Give a verbatim copy of the lines below, minus the pictures.

DATA SUPPLIED:

....

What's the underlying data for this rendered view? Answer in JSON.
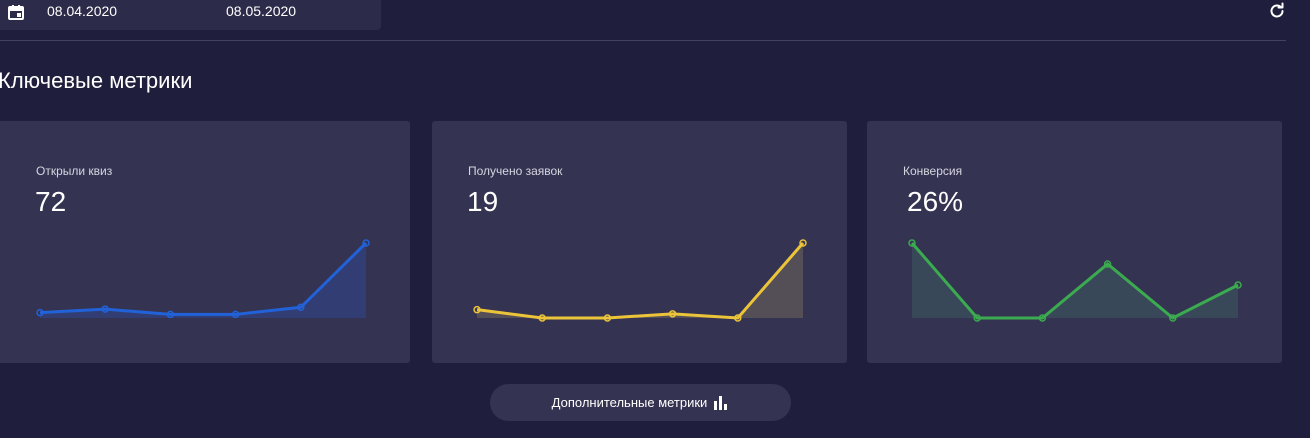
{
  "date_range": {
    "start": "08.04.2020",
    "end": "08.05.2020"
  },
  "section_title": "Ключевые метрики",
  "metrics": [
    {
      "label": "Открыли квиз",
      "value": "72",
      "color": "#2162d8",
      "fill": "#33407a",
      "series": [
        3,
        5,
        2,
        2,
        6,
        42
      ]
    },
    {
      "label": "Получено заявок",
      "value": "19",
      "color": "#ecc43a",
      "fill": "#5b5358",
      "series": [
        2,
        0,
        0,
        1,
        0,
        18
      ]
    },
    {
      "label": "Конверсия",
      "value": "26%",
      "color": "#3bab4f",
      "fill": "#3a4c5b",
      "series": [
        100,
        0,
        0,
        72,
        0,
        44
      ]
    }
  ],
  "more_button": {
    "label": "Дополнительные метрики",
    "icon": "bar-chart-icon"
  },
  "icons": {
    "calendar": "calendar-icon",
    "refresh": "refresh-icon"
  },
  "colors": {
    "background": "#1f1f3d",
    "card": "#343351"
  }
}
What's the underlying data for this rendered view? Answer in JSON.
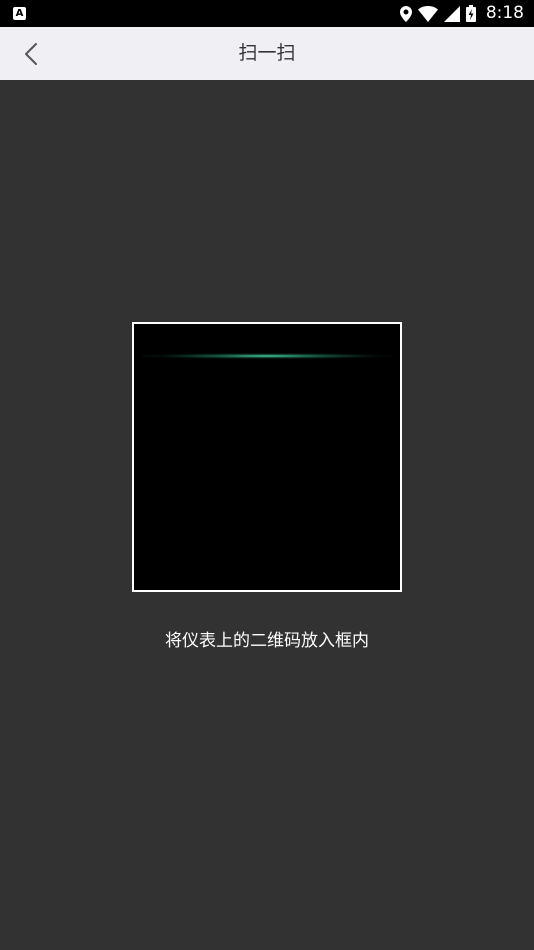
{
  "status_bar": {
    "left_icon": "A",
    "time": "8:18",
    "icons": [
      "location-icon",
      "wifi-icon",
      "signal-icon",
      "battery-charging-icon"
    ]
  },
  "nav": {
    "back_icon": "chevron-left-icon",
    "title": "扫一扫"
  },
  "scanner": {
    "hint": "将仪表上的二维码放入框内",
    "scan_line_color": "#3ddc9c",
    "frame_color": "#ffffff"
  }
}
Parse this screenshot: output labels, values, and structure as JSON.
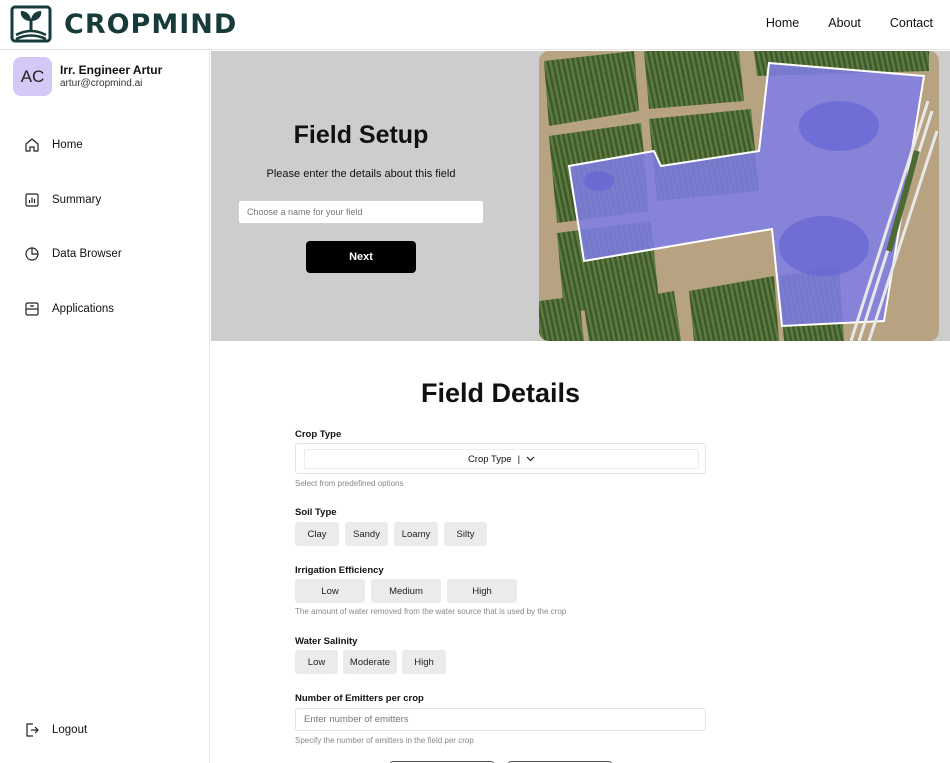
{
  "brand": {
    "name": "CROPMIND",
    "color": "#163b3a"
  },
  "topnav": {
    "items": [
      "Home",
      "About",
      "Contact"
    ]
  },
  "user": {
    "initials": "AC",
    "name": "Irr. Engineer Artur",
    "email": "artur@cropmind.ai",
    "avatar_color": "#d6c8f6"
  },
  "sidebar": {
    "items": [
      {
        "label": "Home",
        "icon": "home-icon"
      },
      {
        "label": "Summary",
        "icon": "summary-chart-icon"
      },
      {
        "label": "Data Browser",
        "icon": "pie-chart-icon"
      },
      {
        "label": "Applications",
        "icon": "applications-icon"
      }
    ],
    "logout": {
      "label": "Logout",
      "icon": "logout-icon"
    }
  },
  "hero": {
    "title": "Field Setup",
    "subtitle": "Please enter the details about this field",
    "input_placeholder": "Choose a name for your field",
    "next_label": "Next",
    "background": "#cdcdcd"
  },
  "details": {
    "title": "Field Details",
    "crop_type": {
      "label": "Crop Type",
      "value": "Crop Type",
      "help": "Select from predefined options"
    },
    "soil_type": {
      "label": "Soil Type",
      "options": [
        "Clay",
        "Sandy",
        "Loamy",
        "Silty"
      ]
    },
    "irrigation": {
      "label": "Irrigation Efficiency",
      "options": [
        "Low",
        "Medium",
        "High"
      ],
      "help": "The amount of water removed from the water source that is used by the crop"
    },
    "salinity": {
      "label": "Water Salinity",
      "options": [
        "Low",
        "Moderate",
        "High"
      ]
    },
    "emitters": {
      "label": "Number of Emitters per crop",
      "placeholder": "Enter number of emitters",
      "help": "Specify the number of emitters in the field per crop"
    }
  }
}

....

TASK ANSWER:
What's the underlying data for this rendered view? Answer in JSON.
{
  "date_range": {
    "start": "08.04.2020",
    "end": "08.05.2020"
  },
  "section_title": "Ключевые метрики",
  "metrics": [
    {
      "label": "Открыли квиз",
      "value": "72",
      "color": "#2162d8",
      "fill": "#33407a",
      "series": [
        3,
        5,
        2,
        2,
        6,
        42
      ]
    },
    {
      "label": "Получено заявок",
      "value": "19",
      "color": "#ecc43a",
      "fill": "#5b5358",
      "series": [
        2,
        0,
        0,
        1,
        0,
        18
      ]
    },
    {
      "label": "Конверсия",
      "value": "26%",
      "color": "#3bab4f",
      "fill": "#3a4c5b",
      "series": [
        100,
        0,
        0,
        72,
        0,
        44
      ]
    }
  ],
  "more_button": {
    "label": "Дополнительные метрики",
    "icon": "bar-chart-icon"
  },
  "icons": {
    "calendar": "calendar-icon",
    "refresh": "refresh-icon"
  },
  "colors": {
    "background": "#1f1f3d",
    "card": "#343351"
  }
}
What's the underlying data for this rendered view? Answer in JSON.
{
  "status_bar": {
    "left_icon": "A",
    "time": "8:18",
    "icons": [
      "location-icon",
      "wifi-icon",
      "signal-icon",
      "battery-charging-icon"
    ]
  },
  "nav": {
    "back_icon": "chevron-left-icon",
    "title": "扫一扫"
  },
  "scanner": {
    "hint": "将仪表上的二维码放入框内",
    "scan_line_color": "#3ddc9c",
    "frame_color": "#ffffff"
  }
}
Parse this screenshot: output labels, values, and structure as JSON.
{
  "brand": {
    "name": "CROPMIND",
    "color": "#163b3a"
  },
  "topnav": {
    "items": [
      "Home",
      "About",
      "Contact"
    ]
  },
  "user": {
    "initials": "AC",
    "name": "Irr. Engineer Artur",
    "email": "artur@cropmind.ai",
    "avatar_color": "#d6c8f6"
  },
  "sidebar": {
    "items": [
      {
        "label": "Home",
        "icon": "home-icon"
      },
      {
        "label": "Summary",
        "icon": "summary-chart-icon"
      },
      {
        "label": "Data Browser",
        "icon": "pie-chart-icon"
      },
      {
        "label": "Applications",
        "icon": "applications-icon"
      }
    ],
    "logout": {
      "label": "Logout",
      "icon": "logout-icon"
    }
  },
  "hero": {
    "title": "Field Setup",
    "subtitle": "Please enter the details about this field",
    "input_placeholder": "Choose a name for your field",
    "next_label": "Next",
    "background": "#cdcdcd"
  },
  "details": {
    "title": "Field Details",
    "crop_type": {
      "label": "Crop Type",
      "value": "Crop Type",
      "help": "Select from predefined options"
    },
    "soil_type": {
      "label": "Soil Type",
      "options": [
        "Clay",
        "Sandy",
        "Loamy",
        "Silty"
      ]
    },
    "irrigation": {
      "label": "Irrigation Efficiency",
      "options": [
        "Low",
        "Medium",
        "High"
      ],
      "help": "The amount of water removed from the water source that is used by the crop"
    },
    "salinity": {
      "label": "Water Salinity",
      "options": [
        "Low",
        "Moderate",
        "High"
      ]
    },
    "emitters": {
      "label": "Number of Emitters per crop",
      "placeholder": "Enter number of emitters",
      "help": "Specify the number of emitters in the field per crop"
    }
  }
}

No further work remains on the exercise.